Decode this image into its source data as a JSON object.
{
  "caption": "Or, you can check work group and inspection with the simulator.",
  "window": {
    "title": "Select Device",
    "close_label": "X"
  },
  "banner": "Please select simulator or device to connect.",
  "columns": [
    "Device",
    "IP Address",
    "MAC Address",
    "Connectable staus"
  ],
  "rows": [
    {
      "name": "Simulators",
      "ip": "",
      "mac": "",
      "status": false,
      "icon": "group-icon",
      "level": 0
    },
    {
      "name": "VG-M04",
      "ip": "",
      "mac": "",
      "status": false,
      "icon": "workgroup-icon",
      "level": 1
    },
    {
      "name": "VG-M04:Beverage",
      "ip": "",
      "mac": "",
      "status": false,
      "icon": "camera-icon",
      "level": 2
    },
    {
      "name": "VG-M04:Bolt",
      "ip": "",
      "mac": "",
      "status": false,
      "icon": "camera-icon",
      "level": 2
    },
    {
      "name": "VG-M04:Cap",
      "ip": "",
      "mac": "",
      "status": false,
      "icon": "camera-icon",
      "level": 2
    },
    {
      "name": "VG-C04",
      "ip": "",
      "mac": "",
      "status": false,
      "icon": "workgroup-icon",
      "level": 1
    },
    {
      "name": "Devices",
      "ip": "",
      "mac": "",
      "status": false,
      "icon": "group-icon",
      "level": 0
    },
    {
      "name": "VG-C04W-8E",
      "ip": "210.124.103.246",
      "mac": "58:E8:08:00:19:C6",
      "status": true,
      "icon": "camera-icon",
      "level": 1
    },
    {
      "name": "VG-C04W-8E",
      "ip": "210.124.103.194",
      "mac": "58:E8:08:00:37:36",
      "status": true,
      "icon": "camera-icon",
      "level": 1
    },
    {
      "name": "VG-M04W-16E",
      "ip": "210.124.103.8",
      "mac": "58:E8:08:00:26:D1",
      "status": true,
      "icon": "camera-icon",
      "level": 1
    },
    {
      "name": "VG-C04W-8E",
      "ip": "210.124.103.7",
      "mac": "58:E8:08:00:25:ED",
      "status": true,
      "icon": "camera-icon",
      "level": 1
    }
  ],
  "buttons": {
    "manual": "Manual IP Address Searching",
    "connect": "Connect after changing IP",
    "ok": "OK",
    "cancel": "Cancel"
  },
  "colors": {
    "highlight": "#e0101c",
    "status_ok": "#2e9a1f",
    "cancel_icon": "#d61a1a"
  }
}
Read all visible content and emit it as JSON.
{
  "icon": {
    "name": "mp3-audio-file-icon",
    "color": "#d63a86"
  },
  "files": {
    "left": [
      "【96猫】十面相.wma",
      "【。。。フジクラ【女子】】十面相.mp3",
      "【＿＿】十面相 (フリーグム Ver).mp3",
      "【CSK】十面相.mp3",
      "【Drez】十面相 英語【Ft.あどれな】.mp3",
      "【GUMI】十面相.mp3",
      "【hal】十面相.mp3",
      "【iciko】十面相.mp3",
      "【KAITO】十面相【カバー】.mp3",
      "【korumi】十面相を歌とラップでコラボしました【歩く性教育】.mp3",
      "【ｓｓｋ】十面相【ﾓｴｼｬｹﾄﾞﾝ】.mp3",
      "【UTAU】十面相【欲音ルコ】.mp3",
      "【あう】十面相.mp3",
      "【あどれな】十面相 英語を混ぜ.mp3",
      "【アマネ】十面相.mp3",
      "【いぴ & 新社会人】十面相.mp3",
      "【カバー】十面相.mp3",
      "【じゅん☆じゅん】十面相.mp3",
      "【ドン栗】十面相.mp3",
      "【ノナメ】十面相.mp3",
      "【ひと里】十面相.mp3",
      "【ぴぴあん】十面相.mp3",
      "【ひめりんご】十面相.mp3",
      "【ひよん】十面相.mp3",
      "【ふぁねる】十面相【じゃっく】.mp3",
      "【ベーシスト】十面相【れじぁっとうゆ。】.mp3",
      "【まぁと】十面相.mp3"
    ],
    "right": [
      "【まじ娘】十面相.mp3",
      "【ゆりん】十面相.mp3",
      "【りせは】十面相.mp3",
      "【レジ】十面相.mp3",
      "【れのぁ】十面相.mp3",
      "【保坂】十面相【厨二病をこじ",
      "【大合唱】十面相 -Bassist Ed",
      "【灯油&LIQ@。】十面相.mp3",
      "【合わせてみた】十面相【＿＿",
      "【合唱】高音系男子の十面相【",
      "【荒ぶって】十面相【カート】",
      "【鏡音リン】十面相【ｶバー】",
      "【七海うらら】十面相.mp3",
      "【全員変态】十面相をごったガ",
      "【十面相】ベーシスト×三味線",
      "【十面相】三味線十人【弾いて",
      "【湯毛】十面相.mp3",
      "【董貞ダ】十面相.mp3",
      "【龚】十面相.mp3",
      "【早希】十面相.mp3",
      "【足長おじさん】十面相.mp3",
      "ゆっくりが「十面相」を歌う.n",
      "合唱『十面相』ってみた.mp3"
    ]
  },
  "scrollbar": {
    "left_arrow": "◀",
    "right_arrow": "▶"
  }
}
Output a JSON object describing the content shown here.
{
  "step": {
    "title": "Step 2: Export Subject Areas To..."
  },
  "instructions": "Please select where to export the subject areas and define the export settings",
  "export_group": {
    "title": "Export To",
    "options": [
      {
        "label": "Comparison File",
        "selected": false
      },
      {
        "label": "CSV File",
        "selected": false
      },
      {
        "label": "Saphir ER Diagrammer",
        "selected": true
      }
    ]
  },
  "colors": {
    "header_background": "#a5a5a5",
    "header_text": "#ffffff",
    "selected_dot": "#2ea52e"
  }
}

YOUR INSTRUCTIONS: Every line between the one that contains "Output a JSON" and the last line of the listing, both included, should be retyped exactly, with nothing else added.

RESPONSE AREA:
Output a JSON object describing the content shown here.
{
  "step": {
    "title": "Step 2: Export Subject Areas To..."
  },
  "instructions": "Please select where to export the subject areas and define the export settings",
  "export_group": {
    "title": "Export To",
    "options": [
      {
        "label": "Comparison File",
        "selected": false
      },
      {
        "label": "CSV File",
        "selected": false
      },
      {
        "label": "Saphir ER Diagrammer",
        "selected": true
      }
    ]
  },
  "colors": {
    "header_background": "#a5a5a5",
    "header_text": "#ffffff",
    "selected_dot": "#2ea52e"
  }
}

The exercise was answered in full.